EXTRACTED INFORMATION >>
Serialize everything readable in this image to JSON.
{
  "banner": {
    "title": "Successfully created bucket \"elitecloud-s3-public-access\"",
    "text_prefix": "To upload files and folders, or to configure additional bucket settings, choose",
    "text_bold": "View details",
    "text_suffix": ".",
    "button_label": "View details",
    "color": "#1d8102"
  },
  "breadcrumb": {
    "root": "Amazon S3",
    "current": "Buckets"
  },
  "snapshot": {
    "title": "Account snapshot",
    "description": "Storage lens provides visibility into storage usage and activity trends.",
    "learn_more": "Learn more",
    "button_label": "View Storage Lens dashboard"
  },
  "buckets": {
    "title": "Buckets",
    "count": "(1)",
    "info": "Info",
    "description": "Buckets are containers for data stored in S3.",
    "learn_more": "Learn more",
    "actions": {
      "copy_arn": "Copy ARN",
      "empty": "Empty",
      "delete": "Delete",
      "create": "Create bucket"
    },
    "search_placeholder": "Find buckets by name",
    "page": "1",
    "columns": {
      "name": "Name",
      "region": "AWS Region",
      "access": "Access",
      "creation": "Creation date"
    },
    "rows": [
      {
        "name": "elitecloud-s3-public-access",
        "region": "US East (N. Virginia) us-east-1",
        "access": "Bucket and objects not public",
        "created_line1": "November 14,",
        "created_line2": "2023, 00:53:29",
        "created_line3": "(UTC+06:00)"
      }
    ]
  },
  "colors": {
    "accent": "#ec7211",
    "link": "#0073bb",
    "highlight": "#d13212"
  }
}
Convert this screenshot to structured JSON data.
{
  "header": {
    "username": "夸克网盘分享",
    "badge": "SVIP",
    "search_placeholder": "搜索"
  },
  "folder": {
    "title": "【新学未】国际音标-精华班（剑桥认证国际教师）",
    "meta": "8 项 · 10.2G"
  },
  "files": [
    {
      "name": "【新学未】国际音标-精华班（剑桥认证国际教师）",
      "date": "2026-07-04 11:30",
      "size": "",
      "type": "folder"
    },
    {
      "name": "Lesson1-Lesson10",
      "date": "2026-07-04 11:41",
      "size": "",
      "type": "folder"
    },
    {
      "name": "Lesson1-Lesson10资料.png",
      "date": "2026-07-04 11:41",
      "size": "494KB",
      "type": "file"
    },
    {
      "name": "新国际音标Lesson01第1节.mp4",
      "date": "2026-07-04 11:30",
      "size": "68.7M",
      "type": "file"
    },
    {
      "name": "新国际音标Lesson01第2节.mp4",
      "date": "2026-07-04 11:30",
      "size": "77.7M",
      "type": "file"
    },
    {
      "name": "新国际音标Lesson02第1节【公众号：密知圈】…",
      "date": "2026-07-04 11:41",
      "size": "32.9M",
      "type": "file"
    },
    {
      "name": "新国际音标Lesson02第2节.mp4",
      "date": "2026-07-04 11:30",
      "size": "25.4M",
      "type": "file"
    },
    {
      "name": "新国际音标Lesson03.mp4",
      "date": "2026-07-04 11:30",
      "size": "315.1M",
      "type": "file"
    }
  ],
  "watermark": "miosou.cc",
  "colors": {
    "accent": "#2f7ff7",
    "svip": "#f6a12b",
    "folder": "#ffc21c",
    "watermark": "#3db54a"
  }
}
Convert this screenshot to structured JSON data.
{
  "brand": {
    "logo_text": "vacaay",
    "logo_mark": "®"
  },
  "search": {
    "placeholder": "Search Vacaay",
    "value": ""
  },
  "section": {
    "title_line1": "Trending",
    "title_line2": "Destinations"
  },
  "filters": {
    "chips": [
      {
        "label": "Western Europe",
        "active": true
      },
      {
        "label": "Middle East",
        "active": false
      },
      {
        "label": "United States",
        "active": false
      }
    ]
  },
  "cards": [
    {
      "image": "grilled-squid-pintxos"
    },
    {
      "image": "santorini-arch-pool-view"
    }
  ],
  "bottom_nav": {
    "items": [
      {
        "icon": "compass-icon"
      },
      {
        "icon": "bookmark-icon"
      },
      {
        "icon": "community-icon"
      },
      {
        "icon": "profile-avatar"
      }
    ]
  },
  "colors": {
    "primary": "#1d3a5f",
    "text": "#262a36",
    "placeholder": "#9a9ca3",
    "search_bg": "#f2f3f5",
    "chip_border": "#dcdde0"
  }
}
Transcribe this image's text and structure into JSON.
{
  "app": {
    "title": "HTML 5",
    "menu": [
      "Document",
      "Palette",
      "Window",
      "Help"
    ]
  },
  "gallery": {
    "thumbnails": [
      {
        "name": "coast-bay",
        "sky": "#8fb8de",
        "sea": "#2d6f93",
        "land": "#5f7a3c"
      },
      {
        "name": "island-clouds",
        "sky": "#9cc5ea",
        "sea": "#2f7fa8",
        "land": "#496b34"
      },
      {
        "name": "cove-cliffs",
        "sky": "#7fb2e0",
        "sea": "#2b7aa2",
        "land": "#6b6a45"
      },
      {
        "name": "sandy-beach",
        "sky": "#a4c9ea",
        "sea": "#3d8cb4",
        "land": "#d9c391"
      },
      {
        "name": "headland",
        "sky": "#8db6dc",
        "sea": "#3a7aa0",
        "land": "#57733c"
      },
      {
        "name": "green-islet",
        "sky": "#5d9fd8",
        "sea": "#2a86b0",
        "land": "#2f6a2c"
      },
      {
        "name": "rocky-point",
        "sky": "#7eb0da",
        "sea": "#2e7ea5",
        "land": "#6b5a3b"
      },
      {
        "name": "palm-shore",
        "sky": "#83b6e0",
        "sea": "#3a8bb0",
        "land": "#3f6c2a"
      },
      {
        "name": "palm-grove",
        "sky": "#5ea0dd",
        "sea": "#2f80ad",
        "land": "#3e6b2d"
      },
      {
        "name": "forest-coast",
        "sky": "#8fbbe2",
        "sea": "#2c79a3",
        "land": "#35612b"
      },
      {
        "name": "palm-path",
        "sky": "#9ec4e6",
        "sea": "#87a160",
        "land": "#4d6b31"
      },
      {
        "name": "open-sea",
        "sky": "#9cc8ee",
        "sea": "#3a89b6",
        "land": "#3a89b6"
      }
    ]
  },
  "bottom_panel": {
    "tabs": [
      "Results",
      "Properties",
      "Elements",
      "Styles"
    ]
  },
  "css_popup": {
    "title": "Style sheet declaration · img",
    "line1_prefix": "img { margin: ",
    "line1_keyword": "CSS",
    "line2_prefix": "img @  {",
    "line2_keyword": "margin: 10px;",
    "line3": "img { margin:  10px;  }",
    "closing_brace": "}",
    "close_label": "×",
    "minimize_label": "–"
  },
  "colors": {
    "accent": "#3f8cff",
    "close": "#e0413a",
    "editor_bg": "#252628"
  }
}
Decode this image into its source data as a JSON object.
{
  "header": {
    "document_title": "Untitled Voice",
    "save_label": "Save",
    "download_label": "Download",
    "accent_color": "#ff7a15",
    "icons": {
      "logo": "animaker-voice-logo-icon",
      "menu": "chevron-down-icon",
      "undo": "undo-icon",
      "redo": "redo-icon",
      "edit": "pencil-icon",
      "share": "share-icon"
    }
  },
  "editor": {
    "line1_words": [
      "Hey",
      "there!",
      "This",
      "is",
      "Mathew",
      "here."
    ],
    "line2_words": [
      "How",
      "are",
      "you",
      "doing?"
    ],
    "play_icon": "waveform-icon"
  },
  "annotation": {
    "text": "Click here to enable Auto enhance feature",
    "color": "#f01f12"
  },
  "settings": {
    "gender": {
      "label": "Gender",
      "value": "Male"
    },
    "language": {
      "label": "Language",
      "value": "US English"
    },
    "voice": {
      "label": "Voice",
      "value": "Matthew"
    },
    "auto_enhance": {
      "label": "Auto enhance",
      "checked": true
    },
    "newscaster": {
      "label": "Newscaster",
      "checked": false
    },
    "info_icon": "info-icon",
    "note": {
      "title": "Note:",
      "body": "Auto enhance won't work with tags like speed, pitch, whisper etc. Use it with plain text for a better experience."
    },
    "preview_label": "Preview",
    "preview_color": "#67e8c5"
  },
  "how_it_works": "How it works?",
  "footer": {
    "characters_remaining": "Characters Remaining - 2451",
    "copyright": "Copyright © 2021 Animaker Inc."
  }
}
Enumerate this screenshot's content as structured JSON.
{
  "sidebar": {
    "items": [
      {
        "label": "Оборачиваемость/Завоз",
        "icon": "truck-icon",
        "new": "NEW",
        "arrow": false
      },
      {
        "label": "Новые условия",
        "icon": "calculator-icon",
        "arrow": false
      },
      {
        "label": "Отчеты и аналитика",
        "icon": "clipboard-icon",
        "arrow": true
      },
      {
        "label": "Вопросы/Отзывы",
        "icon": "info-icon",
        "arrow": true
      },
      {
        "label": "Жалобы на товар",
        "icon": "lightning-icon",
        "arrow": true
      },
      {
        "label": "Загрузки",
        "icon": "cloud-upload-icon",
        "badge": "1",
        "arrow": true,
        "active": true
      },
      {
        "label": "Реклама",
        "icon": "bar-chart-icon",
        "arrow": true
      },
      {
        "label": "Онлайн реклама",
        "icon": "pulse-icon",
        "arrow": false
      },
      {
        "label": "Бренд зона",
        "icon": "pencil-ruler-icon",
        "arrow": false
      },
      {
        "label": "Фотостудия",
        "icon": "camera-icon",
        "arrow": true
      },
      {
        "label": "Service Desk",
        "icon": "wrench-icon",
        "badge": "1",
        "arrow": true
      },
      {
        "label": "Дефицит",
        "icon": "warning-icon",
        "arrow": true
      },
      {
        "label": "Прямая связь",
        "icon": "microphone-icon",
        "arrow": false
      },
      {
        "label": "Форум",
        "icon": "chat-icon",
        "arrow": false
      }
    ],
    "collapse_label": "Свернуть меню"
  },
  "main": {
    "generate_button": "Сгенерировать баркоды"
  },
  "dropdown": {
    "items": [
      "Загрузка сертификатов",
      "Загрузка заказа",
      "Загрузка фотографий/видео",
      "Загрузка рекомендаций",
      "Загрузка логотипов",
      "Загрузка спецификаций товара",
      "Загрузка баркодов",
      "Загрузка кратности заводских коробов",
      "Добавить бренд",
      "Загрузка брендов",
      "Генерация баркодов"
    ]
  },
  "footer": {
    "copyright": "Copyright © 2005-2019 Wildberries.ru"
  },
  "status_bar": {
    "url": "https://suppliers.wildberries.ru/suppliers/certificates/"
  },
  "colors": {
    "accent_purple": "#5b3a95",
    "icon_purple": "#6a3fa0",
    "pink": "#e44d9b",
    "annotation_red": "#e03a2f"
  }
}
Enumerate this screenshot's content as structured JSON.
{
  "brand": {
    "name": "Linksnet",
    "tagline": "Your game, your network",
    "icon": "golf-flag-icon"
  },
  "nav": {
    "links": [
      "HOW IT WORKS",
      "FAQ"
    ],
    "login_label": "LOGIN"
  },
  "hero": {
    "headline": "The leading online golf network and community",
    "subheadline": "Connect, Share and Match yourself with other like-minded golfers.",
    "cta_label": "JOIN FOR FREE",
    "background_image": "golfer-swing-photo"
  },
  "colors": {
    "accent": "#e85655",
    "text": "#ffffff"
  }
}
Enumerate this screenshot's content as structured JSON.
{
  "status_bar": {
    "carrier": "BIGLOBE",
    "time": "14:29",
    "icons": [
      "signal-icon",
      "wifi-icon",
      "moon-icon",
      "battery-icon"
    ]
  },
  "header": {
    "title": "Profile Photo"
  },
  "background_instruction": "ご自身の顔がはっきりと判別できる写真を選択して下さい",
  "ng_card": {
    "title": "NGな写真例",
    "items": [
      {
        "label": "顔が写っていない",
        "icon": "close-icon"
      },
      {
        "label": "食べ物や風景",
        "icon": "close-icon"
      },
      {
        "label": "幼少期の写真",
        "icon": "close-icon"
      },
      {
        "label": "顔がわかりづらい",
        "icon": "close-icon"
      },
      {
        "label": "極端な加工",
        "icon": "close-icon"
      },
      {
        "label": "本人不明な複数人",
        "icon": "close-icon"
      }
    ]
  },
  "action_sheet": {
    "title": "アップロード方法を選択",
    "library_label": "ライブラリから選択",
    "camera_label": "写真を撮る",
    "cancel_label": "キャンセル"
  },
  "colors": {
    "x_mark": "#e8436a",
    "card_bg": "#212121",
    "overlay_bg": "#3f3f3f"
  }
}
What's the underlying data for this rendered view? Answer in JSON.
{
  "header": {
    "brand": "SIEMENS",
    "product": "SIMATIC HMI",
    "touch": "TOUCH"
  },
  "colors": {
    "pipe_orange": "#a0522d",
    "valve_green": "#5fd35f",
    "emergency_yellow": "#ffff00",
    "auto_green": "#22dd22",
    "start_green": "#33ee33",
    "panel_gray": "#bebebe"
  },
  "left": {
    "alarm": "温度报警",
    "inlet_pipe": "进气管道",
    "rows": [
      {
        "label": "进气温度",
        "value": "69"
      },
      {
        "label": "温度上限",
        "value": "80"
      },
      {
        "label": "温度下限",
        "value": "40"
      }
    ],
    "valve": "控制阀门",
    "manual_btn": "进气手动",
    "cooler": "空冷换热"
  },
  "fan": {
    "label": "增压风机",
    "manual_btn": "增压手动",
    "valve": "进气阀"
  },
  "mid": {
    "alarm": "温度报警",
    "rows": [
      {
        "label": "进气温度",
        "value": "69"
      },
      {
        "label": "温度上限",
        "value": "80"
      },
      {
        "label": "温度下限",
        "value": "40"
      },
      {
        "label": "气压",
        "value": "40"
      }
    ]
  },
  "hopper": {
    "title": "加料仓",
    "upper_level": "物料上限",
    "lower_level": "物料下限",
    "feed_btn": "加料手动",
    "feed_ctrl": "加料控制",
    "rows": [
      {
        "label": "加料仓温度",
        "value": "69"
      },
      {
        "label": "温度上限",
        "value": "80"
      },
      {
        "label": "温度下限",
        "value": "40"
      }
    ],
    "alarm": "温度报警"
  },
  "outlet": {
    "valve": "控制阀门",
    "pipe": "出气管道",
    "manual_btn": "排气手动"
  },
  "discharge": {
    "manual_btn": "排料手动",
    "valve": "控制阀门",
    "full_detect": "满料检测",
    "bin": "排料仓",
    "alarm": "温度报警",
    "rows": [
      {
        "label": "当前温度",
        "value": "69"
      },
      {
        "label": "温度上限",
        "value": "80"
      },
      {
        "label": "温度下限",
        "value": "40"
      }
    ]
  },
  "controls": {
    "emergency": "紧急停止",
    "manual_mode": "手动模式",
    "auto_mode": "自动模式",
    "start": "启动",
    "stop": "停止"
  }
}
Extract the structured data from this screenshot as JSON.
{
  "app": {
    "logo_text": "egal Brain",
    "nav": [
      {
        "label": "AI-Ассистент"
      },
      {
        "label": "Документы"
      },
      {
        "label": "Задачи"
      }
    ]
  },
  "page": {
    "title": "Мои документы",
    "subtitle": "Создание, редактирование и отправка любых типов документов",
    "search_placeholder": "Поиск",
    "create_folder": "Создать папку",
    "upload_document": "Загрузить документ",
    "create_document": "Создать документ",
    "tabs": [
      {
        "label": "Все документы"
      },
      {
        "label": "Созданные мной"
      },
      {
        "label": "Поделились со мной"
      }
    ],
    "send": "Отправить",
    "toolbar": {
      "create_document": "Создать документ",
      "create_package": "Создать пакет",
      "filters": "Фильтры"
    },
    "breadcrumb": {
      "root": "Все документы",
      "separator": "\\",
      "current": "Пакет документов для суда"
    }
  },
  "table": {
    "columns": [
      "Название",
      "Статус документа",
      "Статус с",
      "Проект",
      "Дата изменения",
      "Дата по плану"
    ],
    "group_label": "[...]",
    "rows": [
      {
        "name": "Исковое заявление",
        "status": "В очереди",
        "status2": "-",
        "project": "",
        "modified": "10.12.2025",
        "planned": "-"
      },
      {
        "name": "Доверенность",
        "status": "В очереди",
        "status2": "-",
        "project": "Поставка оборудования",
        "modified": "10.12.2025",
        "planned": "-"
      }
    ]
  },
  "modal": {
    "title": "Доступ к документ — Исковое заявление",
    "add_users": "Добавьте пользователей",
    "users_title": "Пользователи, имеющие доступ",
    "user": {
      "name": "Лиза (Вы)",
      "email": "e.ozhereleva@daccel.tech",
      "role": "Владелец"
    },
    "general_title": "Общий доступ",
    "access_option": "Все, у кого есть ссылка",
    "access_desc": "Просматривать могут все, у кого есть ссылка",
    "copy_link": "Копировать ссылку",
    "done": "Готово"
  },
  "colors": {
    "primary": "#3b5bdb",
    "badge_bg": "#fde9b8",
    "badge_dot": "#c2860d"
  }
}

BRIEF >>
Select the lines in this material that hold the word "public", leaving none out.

WRITTEN ANSWER >>
    "title": "Successfully created bucket \"elitecloud-s3-public-access\"",
        "name": "elitecloud-s3-public-access",
        "access": "Bucket and objects not public",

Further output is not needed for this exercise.